In Brazil, private companies’ actions on climate-related matters — some of which aligned with SBTi and TCFD’s guidance — are essentially voluntary. They comprise, for example, the development of climate policies within ESG (Environment, Social and Governance) strategies and the trading of carbon credits in the voluntary market. But the Government is starting to regulate such matters. In this regard, the rules concerning the Brazilian Market for Emissions Reduction have been proposed in the Bill 528/21, and the regulation of ESG practices is already in force in the financial sector.

In September 2021, the National Monetary Council (NMC) and the Brazilian Central Bank (BCB) passed a package of ESG norms binding to financial institutions that operate in Brazil. Amongst other issues, this set of rules govern the banks’ duty (i) to establish Social, Environmental and Climate Responsibility Policies laying down principles and directives to inform their activities and decisions (NMC Resolution 4,945/21), and (ii) to manage and disclose climate-related risks and opportunities connected to their activities, according to TCFD’s recommendations (NMC Resolution 4,943/21, BCB Resolution 139/21, and BCB Normative 153/21). Although these norms are directly applicable to the financial sector, they will have indirect effects on companies that maintain relationships with banks and may encourage other governmental agencies to pass similar rules.

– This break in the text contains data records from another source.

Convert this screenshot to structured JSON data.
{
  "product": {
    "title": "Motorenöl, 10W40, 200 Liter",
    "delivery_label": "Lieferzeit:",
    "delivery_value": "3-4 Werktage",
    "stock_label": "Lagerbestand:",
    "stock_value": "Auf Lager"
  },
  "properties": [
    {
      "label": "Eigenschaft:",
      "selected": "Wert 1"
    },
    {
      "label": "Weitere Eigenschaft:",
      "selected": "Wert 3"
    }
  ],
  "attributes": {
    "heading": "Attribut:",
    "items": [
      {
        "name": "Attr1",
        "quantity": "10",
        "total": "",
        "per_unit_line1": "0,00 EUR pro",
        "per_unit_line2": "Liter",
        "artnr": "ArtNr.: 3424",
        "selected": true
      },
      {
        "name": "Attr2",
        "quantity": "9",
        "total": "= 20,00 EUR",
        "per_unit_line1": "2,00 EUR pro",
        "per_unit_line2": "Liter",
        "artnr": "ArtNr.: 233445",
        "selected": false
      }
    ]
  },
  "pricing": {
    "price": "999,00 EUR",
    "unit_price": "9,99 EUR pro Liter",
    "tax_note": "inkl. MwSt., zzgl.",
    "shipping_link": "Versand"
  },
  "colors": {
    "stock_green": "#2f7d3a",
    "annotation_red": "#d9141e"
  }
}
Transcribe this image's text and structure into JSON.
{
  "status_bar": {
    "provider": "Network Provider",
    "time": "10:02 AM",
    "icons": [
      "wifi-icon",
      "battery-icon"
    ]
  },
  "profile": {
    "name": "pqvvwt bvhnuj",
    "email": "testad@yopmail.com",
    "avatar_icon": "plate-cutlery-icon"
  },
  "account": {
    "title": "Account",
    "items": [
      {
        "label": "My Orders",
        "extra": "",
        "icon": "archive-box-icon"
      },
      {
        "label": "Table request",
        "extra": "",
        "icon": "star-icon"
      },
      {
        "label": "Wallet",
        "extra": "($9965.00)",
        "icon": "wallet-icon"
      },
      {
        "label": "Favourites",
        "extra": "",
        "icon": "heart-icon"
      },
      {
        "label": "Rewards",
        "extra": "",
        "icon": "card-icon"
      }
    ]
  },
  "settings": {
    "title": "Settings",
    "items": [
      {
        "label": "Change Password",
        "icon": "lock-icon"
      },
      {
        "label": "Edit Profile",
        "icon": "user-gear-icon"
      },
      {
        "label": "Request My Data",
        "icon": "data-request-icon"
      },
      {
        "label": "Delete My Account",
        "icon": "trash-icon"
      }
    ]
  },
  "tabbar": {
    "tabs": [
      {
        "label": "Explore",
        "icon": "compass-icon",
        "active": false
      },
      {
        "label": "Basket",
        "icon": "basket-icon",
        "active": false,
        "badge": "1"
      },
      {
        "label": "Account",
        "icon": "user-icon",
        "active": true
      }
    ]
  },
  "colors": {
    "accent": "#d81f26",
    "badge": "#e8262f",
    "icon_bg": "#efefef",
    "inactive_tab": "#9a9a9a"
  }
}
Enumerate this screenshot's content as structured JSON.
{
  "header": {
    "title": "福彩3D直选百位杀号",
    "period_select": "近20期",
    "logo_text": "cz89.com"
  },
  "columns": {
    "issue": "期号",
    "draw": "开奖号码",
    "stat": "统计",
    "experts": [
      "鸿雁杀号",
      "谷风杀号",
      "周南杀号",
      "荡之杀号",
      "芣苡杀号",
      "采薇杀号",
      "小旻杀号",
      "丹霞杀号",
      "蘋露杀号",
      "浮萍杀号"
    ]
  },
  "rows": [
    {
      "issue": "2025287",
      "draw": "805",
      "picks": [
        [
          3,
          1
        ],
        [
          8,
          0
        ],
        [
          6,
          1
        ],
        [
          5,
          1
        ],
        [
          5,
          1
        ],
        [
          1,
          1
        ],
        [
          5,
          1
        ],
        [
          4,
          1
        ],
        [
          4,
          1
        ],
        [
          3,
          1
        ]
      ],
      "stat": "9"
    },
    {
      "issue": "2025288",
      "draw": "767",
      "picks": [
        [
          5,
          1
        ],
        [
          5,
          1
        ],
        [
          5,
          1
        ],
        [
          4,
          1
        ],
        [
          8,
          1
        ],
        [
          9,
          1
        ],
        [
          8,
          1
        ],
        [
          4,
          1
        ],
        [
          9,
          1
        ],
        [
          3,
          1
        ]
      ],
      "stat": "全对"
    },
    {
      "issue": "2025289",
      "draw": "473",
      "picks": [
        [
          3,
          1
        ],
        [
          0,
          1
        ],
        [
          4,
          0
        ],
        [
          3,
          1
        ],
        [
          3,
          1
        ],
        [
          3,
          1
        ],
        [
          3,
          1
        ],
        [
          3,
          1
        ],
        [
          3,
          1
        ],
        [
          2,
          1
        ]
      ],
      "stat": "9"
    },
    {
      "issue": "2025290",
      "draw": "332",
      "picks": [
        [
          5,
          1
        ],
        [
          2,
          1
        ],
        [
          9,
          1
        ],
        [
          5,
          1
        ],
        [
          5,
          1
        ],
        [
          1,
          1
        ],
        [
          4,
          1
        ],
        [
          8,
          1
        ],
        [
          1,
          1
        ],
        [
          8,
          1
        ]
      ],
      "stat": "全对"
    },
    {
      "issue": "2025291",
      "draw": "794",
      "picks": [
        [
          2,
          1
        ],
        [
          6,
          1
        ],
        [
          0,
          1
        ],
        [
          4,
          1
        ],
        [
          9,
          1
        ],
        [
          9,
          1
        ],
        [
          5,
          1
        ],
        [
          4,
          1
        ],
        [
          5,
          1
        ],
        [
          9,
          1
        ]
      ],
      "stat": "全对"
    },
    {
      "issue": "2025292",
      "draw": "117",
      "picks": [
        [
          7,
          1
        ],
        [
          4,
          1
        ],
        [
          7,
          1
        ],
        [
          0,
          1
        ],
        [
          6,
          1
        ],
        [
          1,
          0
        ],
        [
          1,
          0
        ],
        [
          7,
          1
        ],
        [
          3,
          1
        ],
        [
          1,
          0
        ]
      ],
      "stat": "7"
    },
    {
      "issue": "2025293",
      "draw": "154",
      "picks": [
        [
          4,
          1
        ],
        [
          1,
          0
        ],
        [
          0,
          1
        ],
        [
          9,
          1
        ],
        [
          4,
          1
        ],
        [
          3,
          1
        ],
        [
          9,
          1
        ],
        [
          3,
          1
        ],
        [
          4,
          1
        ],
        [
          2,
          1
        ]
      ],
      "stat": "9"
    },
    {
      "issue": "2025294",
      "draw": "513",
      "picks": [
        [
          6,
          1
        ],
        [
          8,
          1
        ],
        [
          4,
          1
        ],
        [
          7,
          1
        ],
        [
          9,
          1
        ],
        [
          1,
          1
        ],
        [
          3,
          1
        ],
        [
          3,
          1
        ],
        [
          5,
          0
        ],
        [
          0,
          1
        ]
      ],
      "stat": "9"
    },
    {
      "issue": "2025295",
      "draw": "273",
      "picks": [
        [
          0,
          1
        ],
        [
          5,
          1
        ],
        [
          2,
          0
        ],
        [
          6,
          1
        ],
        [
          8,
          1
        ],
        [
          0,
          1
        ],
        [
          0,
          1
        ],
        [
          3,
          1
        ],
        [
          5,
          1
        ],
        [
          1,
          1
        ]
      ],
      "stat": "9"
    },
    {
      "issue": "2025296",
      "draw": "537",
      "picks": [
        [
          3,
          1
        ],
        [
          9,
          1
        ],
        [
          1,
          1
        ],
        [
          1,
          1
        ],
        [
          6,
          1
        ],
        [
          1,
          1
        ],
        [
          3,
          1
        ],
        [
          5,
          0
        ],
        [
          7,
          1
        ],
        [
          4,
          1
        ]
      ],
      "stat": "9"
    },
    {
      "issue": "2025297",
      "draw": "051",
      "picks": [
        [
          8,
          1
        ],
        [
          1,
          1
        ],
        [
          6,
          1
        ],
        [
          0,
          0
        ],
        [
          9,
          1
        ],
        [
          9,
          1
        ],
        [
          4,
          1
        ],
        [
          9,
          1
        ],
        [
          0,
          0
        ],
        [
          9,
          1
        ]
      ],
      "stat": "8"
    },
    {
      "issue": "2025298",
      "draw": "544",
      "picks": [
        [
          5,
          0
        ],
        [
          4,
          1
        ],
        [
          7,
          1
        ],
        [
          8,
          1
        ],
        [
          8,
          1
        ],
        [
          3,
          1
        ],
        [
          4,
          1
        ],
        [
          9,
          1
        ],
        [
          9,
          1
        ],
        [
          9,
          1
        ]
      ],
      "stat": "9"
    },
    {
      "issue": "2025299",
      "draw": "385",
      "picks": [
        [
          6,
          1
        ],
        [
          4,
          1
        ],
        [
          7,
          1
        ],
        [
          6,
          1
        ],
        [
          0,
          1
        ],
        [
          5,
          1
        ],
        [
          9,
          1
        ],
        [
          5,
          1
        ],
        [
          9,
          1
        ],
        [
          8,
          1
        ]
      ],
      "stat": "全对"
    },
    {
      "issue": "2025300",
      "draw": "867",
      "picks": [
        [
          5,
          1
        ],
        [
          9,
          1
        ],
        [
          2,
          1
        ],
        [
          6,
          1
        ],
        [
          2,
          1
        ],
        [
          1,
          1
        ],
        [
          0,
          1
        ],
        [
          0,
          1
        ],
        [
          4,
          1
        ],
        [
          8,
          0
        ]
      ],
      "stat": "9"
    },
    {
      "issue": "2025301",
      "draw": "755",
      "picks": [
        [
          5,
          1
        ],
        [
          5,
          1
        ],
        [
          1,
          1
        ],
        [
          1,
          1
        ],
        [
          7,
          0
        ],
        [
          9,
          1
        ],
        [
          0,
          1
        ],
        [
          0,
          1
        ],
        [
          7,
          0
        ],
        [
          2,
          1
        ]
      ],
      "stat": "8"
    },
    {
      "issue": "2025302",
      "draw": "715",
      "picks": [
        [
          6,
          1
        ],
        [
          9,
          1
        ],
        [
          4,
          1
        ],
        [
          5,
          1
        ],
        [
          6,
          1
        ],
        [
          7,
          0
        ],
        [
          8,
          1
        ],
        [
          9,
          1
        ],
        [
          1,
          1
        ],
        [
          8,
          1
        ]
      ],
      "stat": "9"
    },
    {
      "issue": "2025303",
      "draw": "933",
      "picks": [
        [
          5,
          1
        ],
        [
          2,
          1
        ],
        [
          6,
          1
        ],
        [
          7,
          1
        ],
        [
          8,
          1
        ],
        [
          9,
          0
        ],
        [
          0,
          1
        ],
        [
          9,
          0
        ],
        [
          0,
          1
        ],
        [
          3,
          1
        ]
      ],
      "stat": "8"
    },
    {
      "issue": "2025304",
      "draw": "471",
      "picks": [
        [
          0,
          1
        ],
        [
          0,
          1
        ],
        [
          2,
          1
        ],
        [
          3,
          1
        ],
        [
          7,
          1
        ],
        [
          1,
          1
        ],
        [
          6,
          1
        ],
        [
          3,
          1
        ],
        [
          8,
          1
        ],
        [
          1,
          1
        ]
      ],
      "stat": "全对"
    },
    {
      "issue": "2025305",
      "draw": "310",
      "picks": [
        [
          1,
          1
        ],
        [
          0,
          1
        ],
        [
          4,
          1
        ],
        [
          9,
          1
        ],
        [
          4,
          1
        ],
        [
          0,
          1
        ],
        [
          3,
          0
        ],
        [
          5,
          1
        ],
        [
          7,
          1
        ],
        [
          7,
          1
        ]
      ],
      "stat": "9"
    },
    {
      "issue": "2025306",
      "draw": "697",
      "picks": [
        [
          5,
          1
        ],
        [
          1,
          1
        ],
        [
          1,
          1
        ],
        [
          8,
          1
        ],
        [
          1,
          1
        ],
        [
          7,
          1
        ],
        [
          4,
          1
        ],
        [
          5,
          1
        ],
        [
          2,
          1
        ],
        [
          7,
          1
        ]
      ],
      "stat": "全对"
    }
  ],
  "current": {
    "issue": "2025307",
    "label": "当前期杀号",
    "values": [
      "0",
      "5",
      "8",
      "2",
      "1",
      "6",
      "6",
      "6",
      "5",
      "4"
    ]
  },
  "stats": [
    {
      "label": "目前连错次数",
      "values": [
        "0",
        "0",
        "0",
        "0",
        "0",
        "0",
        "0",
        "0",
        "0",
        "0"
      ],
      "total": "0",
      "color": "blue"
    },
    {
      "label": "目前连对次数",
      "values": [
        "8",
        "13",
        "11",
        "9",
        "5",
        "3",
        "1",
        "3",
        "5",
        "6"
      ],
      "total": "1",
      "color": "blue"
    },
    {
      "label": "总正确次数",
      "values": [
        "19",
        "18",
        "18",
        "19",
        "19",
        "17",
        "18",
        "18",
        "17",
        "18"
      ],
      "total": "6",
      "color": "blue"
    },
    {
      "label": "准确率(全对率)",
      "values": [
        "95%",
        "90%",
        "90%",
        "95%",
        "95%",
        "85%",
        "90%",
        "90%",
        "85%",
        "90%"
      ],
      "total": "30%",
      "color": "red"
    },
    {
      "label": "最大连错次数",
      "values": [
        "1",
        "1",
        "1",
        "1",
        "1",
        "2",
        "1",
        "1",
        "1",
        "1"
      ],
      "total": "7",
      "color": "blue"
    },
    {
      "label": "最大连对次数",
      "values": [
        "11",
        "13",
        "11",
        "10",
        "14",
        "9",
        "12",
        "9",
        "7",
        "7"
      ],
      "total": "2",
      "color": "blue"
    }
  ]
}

These ESG norms illustrate a growing trend of compelling private actors to assess and manage climate-related risks. Failure to take appropriate measures in this regard will not be tolerated and may be challenged in the Judiciary. The number of judicial disputes involving private companies has been growing worldwide, and, in some cases, courts have acknowledged the corporate responsibility to take ambitious measures to mitigate carbon emissions. For example, in May 2021, the Hague District Court, in the Netherlands, ordered a big oil company to reduce its emissions by 45% by 2030, considering the 2019 levels, across all its activities, including its own emissions and end-use emissions. According to the Court’s ruling, “since 2012 there has been broad international consensus about the need for non-state action, because states cannot tackle the climate issue on their own”. Thus, “private companies (…) may also be required to take drastic measures and make financial sacrifices to limit CO2 emissions to prevent dangerous climate change”.

In Brazil, private companies’ actions on climate-related matters are essentially voluntary

In Brazil, although some judicial claims have been brought against private companies, there is still no precedent like the Dutch one. Notwithstanding, Brazilian private companies must be aware that, sooner than later, as the climate crisis become more evident, they will be compelled to act.


About the Author:

Guilherme J. S. Leal

Partner of Graça Couto, Sequerra, Levitinas, Bicudo, Leal & Abby Advogados. Master in Energy Law at University College London, UK, and in Environmental Law at the George Washington University, USA. Vice-President of the Environment and Sustainability Committee of the British Chamber of Commerce and Industry in Brazil – Britcham.

Phone: + 55 21 3993-2885